  21. ^ Susman, Stephen Daily; Eskridge III, Charles R.; Susman, Harry P.; Southwick, James T.; Folse III, Parker C.; Borchers, Timothy K.; Palumbo, Ralph H.; Harris, Matthew R.; Engel, Lynn M.; McCune, Philip S.; Locker, Lawrence C.; Wheeler, Max D.; Hill, Stephen J.; Tibbitts, Ryan E. (May 1999). "In the United States District Court - District of Utah, Central Division - Caldera, Inc. vs. Microsoft Corporation - Case No. 2:96CV 0645B - Caldera, Inc.'s Memorandum in opposition to defendant's motion for partial Summary Judgment on plaintiff's "Technological Tying" claim" (Court document). Caldera, Inc. Archived from the original on 2018-08-05. Retrieved 2018-08-05.
  22. ^ Nash, Jim (1991-07-22). "Novell nets DRI in $80M deal". Computerworld. News. Vol. XXV, no. 16. p. 99. ISSN 0010-4841. Archived from the original on 2020-02-17. Retrieved 2020-02-17.
  23. ^ Scott, Karyl (1991-07-22). "Novell, DRI plan network-based DOS - Firm to enter desktop battle". InfoWorld. News. Vol. 13, no. 29. Popular Computing, Inc., IDG Communications, Inc. pp. 1, 91. ISSN 0199-6649. Archived from the original on 2020-02-17. Retrieved 2020-02-17.
  24. ^ Scott, Karyl (1991-07-29). "Novell/DRI merger to reap better client management". InfoWorld. Networking. Vol. 13, no. 30. InfoWorld Publishing Co. p. 33. ISSN 0199-6649. Archived from the original on 2020-02-09. Retrieved 2017-01-21.

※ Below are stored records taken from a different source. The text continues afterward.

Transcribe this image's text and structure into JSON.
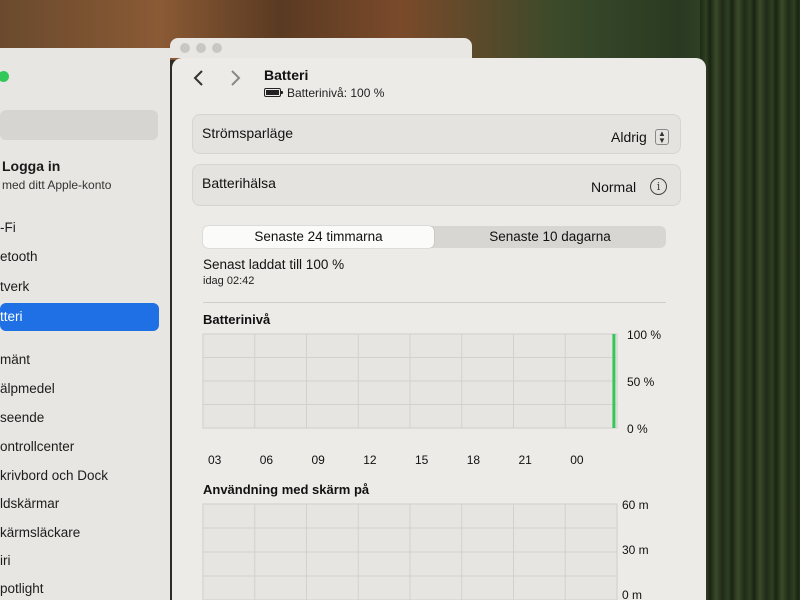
{
  "sidebar": {
    "account": {
      "name": "Logga in",
      "sub": "med ditt Apple-konto"
    },
    "items": [
      {
        "label": "-Fi"
      },
      {
        "label": "etooth"
      },
      {
        "label": "tverk"
      },
      {
        "label": "tteri",
        "selected": true
      },
      {
        "label": "mänt"
      },
      {
        "label": "älpmedel"
      },
      {
        "label": "seende"
      },
      {
        "label": "ontrollcenter"
      },
      {
        "label": "krivbord och Dock"
      },
      {
        "label": "ldskärmar"
      },
      {
        "label": "kärmsläckare"
      },
      {
        "label": "iri"
      },
      {
        "label": "potlight"
      }
    ]
  },
  "header": {
    "title": "Batteri",
    "subtitle": "Batterinivå: 100 %",
    "back_icon": "chevron-left-icon",
    "forward_icon": "chevron-right-icon"
  },
  "settings": {
    "power_saving": {
      "label": "Strömsparläge",
      "value": "Aldrig"
    },
    "health": {
      "label": "Batterihälsa",
      "value": "Normal"
    }
  },
  "tabs": [
    {
      "label": "Senaste 24 timmarna",
      "active": true
    },
    {
      "label": "Senaste 10 dagarna",
      "active": false
    }
  ],
  "last_charged": {
    "text": "Senast laddat till 100 %",
    "time": "idag 02:42"
  },
  "colors": {
    "accent": "#1f6fe5",
    "battery_bar": "#34c759",
    "panel": "#ecebe8"
  },
  "chart_data": [
    {
      "type": "bar",
      "title": "Batterinivå",
      "x_ticks": [
        "03",
        "06",
        "09",
        "12",
        "15",
        "18",
        "21",
        "00"
      ],
      "y_ticks": [
        "100 %",
        "50 %",
        "0 %"
      ],
      "ylim": [
        0,
        100
      ],
      "series": [
        {
          "values": [
            0,
            0,
            0,
            0,
            0,
            0,
            0,
            0,
            100
          ]
        }
      ]
    },
    {
      "type": "bar",
      "title": "Användning med skärm på",
      "y_ticks": [
        "60 m",
        "30 m",
        "0 m"
      ],
      "ylim": [
        0,
        60
      ]
    }
  ]
}
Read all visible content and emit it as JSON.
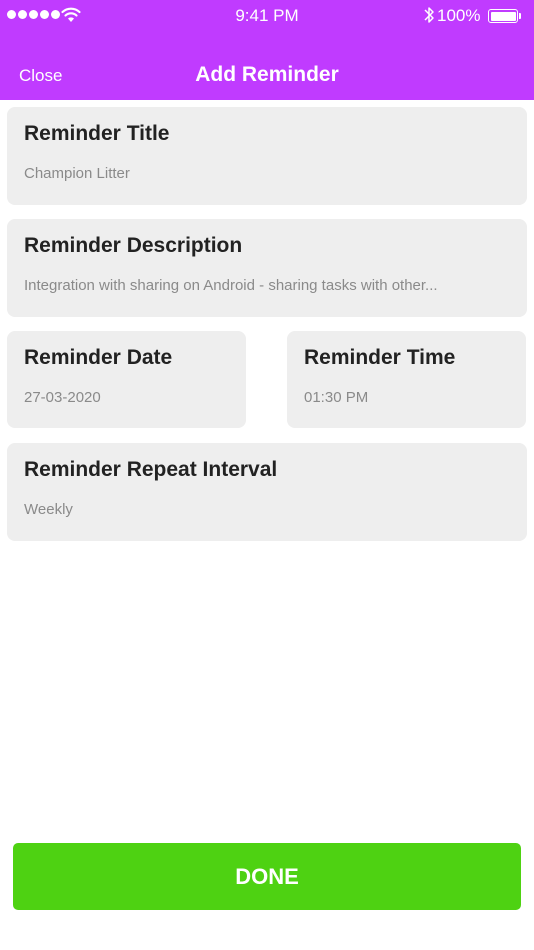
{
  "status_bar": {
    "time": "9:41 PM",
    "battery_percent": "100%",
    "signal_icon": "signal-dots-icon",
    "wifi_icon": "wifi-icon",
    "bluetooth_icon": "bluetooth-icon",
    "battery_icon": "battery-icon"
  },
  "nav": {
    "close_label": "Close",
    "title": "Add Reminder"
  },
  "fields": {
    "title": {
      "label": "Reminder Title",
      "value": "Champion Litter"
    },
    "description": {
      "label": "Reminder Description",
      "value": "Integration with sharing on Android - sharing tasks with other..."
    },
    "date": {
      "label": "Reminder Date",
      "value": "27-03-2020"
    },
    "time": {
      "label": "Reminder Time",
      "value": "01:30 PM"
    },
    "repeat": {
      "label": "Reminder Repeat Interval",
      "value": "Weekly"
    }
  },
  "actions": {
    "done_label": "DONE"
  },
  "colors": {
    "header": "#c03bff",
    "card_bg": "#eeeeee",
    "done_button": "#4ed212"
  }
}
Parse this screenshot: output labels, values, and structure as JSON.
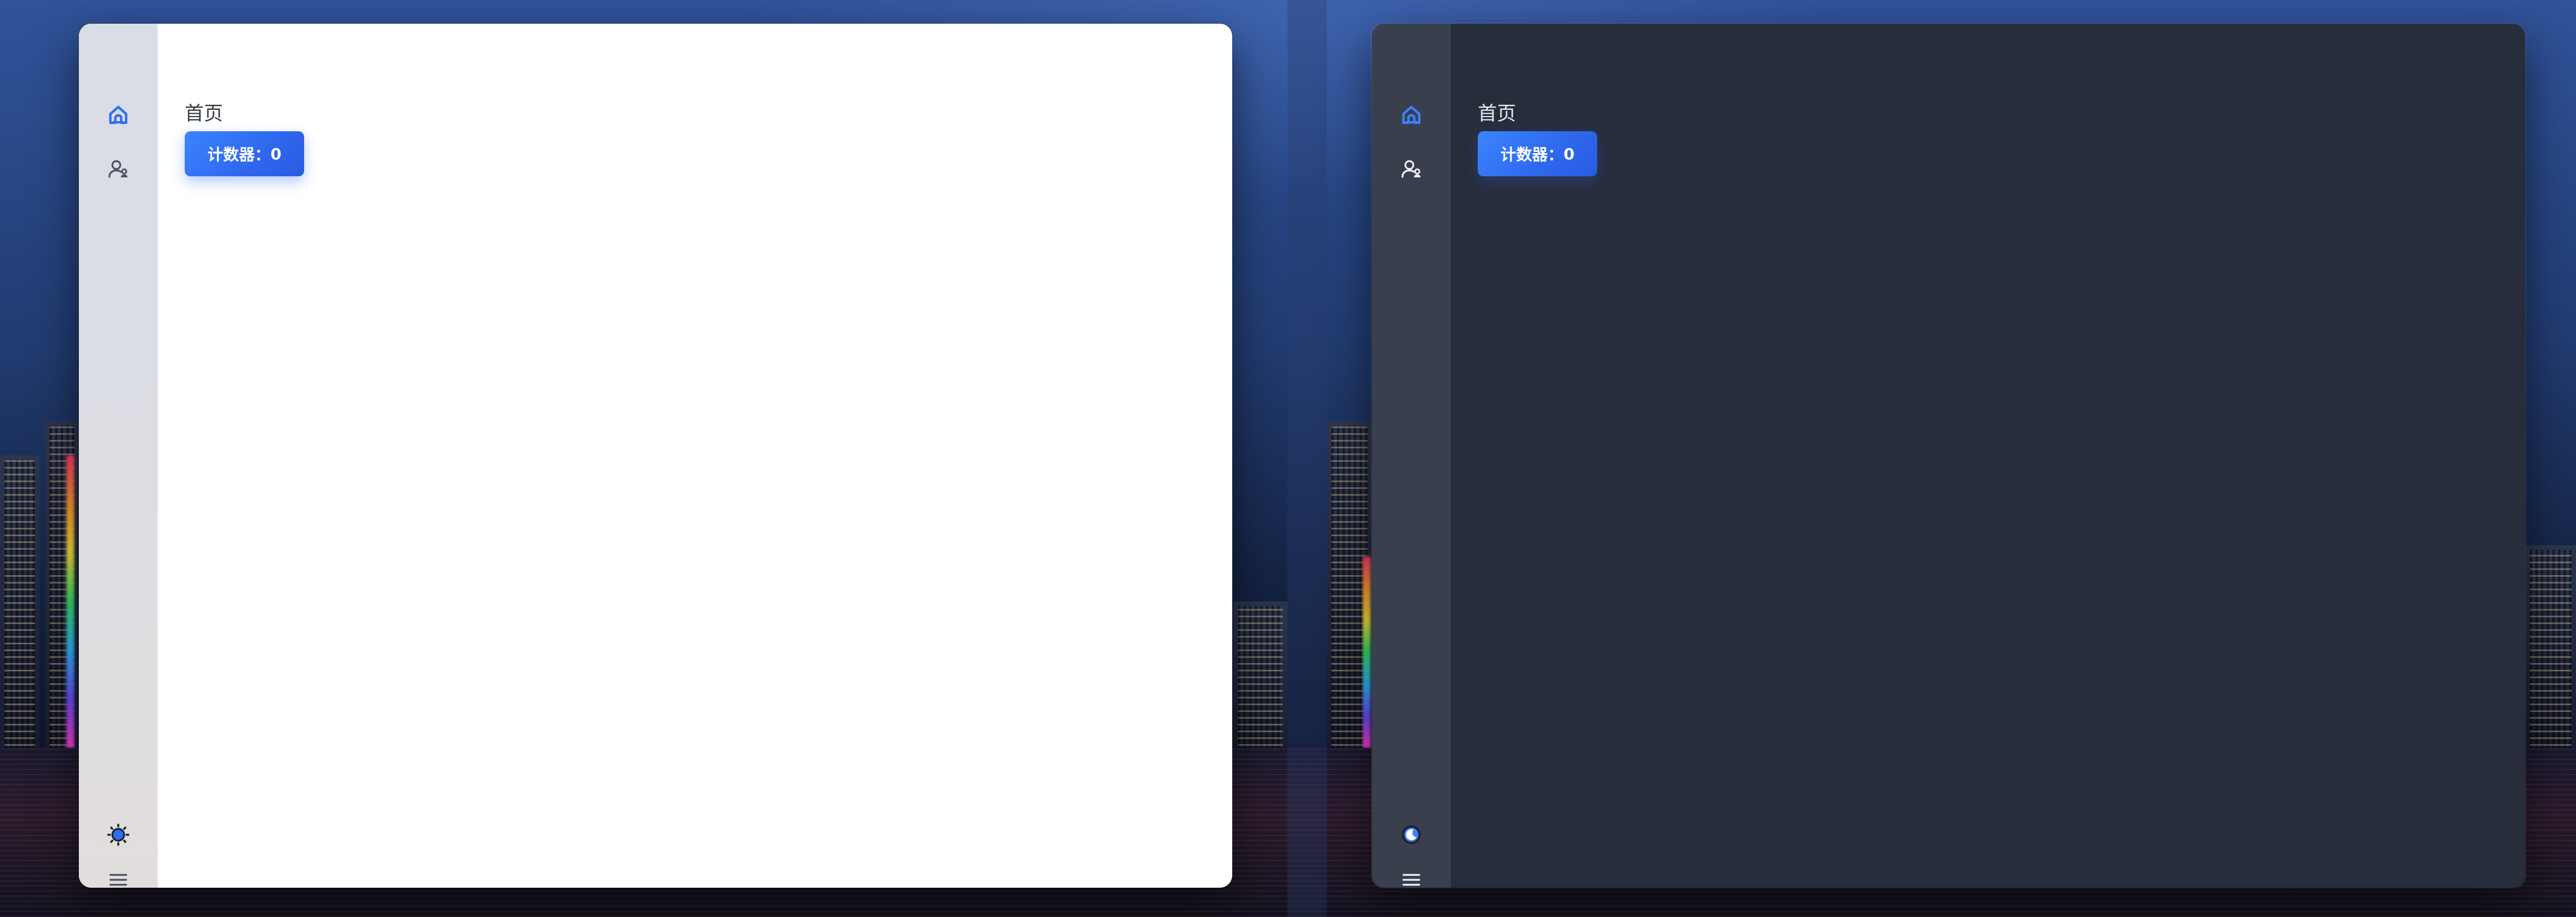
{
  "windows": [
    {
      "theme": "light",
      "title": "首页",
      "counter_label": "计数器：",
      "counter_value": "0",
      "sidebar": {
        "items": [
          {
            "icon": "home-icon",
            "active": true
          },
          {
            "icon": "user-icon",
            "active": false
          }
        ],
        "bottom": [
          {
            "icon": "sun-icon"
          },
          {
            "icon": "menu-icon"
          }
        ]
      },
      "colors": {
        "background": "#ffffff",
        "sidebar": "#dadde5",
        "accent": "#2e68ee",
        "icon": "#4b5260"
      }
    },
    {
      "theme": "dark",
      "title": "首页",
      "counter_label": "计数器：",
      "counter_value": "0",
      "sidebar": {
        "items": [
          {
            "icon": "home-icon",
            "active": true
          },
          {
            "icon": "user-icon",
            "active": false
          }
        ],
        "bottom": [
          {
            "icon": "moon-icon"
          },
          {
            "icon": "menu-icon"
          }
        ]
      },
      "colors": {
        "background": "#282d3c",
        "sidebar": "#3a3f4e",
        "accent": "#2e68ee",
        "icon": "#e8eaf0"
      }
    }
  ]
}
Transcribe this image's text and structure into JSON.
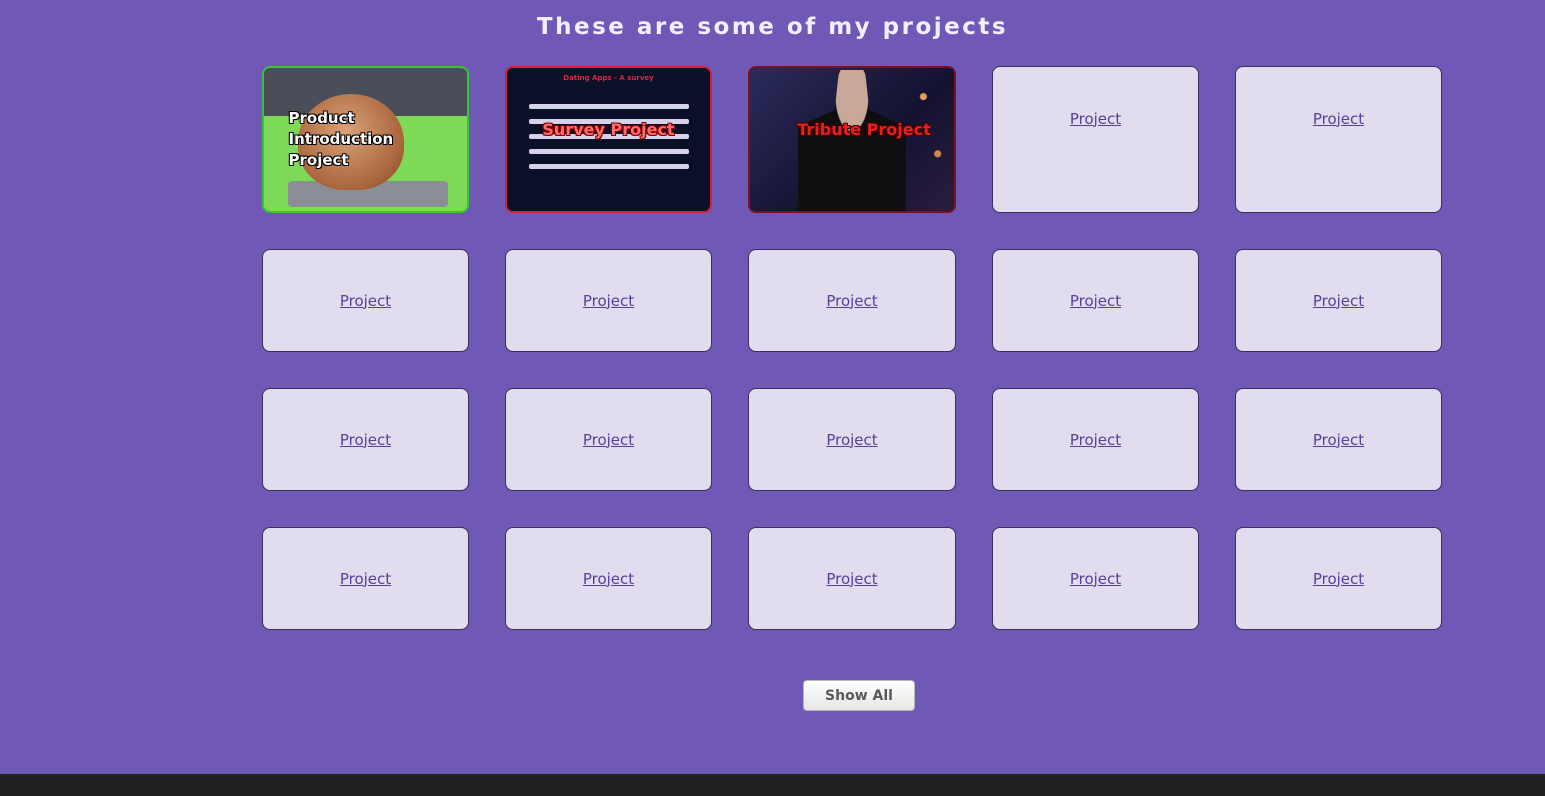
{
  "heading": "These are some of my projects",
  "featured": [
    {
      "label": "Product Introduction Project",
      "border": "#35c53a"
    },
    {
      "label": "Survey Project",
      "border": "#d0213a",
      "thumb_title": "Dating Apps - A survey"
    },
    {
      "label": "Tribute Project",
      "border": "#7a1020"
    }
  ],
  "project_label": "Project",
  "show_all_label": "Show All",
  "colors": {
    "background": "#6f58b6",
    "tile": "#e1dcee",
    "link": "#5a3f9a",
    "footer": "#222023"
  }
}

  25. ^ "Digital Agrees To Become A Subsidiary Of Novell Inc." Deseret News. 1991-07-19. Archived from the original on 2020-02-17. Retrieved 2020-02-17.
  26. ^ Allchin, James Edward (1992-05-27) [1991-07-17]. "Novell/Digital Research reach definitive agreement…" (PDF) (Court document). Plaintiff's exhibit 828, Comes v. Microsoft. Archived (PDF) from the original on 2016-11-19. Retrieved 2017-01-21.
  27. ^ "Software Developer Caldera sues Microsoft for Antitrust practices alleges monopolistic acts shut its DR DOS operating system out of market". Salt Lake City, UT, USA: Caldera News. 1996-07-24. Archived from the original on 2017-06-24. Retrieved 2017-06-24.
  28. ^ Ball, Lyle; Pomeroy, Nancy, eds. (1996-09-10). "Caldera announces open source code model for DOS - DR DOS + the Internet = Caldera OpenDOS". Provo, UT, USA: Caldera, Inc. Archived from the original on 1996-10-18. Retrieved 2019-06-20.
  29. ^ "Caldera, Inc". OpenCorporates. Archived from the original on 2022-01-27. Retrieved 2022-01-15. Caldera, Inc. […] Company Number 1222412-0142 […] Incorporation Date 25 January 1995 […] Dissolution Date 29 April 2002 […] Registered Address 240 W CENTER ST Orem, UT 84057 United States
  30. ^ Petreley, Nicholas (1996-02-19). "Down to the Wire - Hot Caldera rates a look as an Internet service, maybe even for desktops". InfoWorld. 18 (8). InfoWorld Publishing Inc.: 108. ISSN 0199-6649. Archived from the original on 2019-11-23. Retrieved 2017-06-25.
  31. ^ a b Hughes, Phil (1996-06-01). "Caldera Network Desktop 1.0". Linux Journal. No. 26. Specialized System Consultants, Inc. (SSC). ISSN 1075-3583. Archived from the original on 2018-08-05. Retrieved 2018-08-05. [6]
  32. ^ "LST Software GmbH Merges With Caldera Inc. - Critically acclaimed European Linux developers strengthen Caldera's Commitment". Linux Kongress, Würzburg, Germany. PR Newswire. 1997-05-23. Archived from the original on 2012-09-13. Retrieved 2011-09-04.
  33. ^ "Compiler Systems Acquired; Language Division Formed Under Gordon Eubanks, Jr. - Digital Research Acquires Compiler Systems; Will Now Provide the Microcomputer Industry with One-stop Shopping for Total Systems Support" (PDF). Digital Research News - for Digital Research Users Everywhere. 1 (1). Pacific Grove, California, USA: Digital Research, Inc.: 1, 7. November 1981. Fourth Quarter. Archived (PDF) from the original on 2022-10-09. Retrieved 2020-01-18.

Further reading